The problem> Each line of the material that includes the string "screenshot" counts once; report the total and nothing further.

Material supplied>
----

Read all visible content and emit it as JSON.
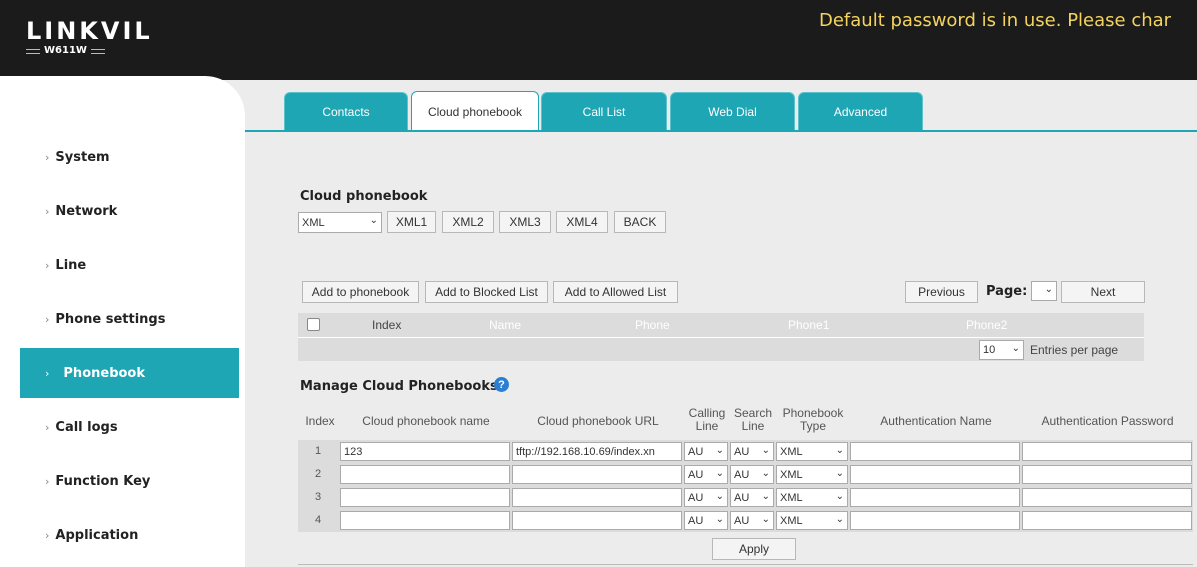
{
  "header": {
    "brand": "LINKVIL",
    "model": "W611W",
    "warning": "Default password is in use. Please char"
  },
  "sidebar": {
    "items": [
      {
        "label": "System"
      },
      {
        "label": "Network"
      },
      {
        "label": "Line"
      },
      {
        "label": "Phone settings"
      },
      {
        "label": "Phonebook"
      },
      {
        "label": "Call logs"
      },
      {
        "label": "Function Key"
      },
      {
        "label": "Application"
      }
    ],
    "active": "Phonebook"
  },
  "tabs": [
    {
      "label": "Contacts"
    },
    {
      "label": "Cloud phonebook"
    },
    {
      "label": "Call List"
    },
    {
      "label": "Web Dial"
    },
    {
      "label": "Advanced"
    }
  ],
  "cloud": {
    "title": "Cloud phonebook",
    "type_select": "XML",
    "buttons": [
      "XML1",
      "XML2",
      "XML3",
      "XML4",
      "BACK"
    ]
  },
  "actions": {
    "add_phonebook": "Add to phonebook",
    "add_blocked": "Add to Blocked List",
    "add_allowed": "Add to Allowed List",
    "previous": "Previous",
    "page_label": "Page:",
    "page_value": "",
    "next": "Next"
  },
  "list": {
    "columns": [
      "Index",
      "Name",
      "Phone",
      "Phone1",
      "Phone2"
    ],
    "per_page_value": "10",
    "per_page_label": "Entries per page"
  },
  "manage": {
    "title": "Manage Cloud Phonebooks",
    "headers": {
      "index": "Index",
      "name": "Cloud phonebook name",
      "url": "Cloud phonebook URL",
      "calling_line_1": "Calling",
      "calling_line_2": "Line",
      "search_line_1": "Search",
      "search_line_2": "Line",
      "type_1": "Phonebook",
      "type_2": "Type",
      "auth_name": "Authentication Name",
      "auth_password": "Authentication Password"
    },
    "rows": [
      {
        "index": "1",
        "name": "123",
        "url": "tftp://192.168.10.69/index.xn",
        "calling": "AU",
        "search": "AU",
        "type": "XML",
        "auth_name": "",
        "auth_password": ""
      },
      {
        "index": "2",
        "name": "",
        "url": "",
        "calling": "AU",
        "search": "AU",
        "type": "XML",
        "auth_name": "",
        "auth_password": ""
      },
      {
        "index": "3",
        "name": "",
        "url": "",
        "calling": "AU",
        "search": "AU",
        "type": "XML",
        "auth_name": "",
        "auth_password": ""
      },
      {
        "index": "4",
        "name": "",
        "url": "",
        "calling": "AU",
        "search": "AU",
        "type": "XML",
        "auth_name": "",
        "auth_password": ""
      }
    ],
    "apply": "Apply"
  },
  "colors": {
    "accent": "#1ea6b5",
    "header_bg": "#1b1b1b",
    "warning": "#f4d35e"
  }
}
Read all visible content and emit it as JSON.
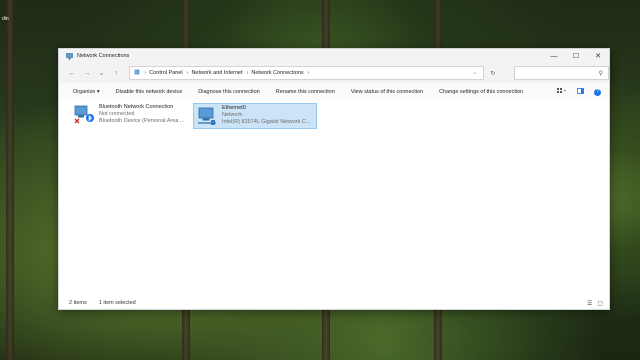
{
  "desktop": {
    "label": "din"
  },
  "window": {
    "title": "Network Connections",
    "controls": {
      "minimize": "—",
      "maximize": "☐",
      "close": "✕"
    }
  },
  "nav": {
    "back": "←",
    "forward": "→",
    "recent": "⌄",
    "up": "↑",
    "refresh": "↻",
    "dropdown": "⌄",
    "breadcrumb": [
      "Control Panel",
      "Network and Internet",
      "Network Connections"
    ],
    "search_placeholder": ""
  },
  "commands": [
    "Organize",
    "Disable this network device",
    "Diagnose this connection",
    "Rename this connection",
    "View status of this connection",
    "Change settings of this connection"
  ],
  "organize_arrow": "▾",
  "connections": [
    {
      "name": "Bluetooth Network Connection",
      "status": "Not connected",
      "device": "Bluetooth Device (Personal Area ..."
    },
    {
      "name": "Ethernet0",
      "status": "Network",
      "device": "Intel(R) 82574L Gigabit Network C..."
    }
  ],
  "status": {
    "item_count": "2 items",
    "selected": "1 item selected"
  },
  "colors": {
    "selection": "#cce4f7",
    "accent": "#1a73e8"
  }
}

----

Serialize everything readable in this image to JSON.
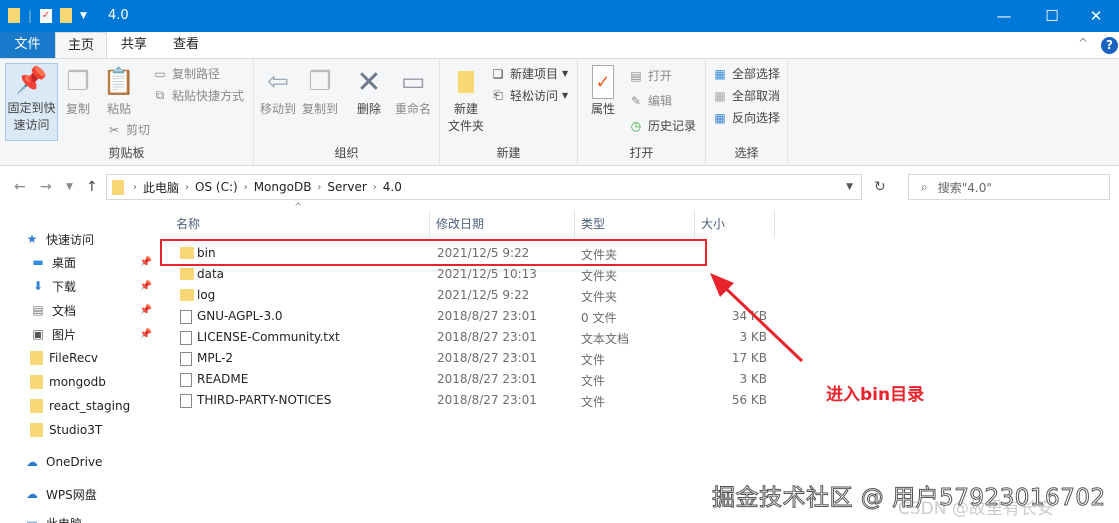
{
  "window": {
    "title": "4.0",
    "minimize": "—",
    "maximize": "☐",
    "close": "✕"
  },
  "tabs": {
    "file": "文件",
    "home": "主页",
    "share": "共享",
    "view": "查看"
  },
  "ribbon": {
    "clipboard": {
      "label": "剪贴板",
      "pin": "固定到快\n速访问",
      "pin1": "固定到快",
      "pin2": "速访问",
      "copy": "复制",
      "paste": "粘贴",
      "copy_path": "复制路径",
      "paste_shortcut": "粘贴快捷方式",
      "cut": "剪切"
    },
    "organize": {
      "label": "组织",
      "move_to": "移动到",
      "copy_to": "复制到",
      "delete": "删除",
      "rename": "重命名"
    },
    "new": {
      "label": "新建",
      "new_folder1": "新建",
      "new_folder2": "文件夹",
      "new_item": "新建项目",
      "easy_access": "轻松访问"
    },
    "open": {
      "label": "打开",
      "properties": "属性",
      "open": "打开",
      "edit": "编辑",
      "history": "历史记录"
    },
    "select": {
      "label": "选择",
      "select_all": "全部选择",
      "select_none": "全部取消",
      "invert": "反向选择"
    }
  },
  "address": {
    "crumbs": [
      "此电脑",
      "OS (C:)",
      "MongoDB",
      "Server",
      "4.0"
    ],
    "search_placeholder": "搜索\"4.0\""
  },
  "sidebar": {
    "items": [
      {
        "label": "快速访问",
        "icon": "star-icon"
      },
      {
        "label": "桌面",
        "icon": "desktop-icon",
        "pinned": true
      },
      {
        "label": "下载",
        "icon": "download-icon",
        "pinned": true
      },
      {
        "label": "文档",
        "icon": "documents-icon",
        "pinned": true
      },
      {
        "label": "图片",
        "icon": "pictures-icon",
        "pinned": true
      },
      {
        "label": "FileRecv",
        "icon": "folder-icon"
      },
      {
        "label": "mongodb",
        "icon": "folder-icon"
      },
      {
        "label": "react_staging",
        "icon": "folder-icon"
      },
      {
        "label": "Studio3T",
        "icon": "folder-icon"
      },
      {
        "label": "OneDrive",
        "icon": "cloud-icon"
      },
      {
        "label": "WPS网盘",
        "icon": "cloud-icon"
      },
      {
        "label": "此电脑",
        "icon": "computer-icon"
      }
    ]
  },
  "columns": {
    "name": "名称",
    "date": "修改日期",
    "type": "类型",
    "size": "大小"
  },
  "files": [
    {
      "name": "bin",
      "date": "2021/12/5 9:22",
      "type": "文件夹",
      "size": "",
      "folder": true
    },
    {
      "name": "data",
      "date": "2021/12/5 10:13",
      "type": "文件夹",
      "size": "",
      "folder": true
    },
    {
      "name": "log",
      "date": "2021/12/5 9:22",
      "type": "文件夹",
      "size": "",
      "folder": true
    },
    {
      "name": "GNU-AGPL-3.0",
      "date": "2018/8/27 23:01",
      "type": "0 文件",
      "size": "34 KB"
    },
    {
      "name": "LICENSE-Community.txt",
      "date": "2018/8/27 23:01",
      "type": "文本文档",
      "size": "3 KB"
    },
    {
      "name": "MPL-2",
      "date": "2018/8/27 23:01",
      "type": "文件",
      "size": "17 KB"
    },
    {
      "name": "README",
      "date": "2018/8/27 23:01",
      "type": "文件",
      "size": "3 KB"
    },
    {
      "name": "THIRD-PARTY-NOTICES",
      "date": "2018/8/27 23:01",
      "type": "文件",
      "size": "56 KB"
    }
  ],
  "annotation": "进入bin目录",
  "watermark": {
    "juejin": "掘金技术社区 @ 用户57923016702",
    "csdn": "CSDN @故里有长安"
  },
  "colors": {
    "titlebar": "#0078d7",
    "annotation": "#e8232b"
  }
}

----

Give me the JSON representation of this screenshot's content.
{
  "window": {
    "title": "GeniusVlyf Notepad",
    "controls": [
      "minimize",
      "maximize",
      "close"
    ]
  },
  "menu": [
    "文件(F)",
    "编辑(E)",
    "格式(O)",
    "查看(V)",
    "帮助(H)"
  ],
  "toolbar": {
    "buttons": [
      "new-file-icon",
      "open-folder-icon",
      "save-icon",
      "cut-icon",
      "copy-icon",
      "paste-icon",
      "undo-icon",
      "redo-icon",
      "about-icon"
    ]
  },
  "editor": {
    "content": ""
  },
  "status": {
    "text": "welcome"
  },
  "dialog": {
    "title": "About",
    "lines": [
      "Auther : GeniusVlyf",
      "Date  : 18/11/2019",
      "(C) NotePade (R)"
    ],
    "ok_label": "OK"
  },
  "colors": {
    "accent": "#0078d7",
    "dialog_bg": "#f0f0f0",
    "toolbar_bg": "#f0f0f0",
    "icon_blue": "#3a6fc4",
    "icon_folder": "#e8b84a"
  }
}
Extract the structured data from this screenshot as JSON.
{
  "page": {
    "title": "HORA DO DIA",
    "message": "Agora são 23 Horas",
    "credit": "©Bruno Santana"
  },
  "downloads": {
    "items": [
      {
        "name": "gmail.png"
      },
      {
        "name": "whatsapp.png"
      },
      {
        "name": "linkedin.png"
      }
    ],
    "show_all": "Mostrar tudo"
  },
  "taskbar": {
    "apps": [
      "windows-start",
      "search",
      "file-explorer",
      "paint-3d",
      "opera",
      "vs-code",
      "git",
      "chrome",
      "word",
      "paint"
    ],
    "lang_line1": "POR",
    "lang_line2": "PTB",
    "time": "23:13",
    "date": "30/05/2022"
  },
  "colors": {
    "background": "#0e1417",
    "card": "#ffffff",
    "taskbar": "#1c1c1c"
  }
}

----

Completed task> 2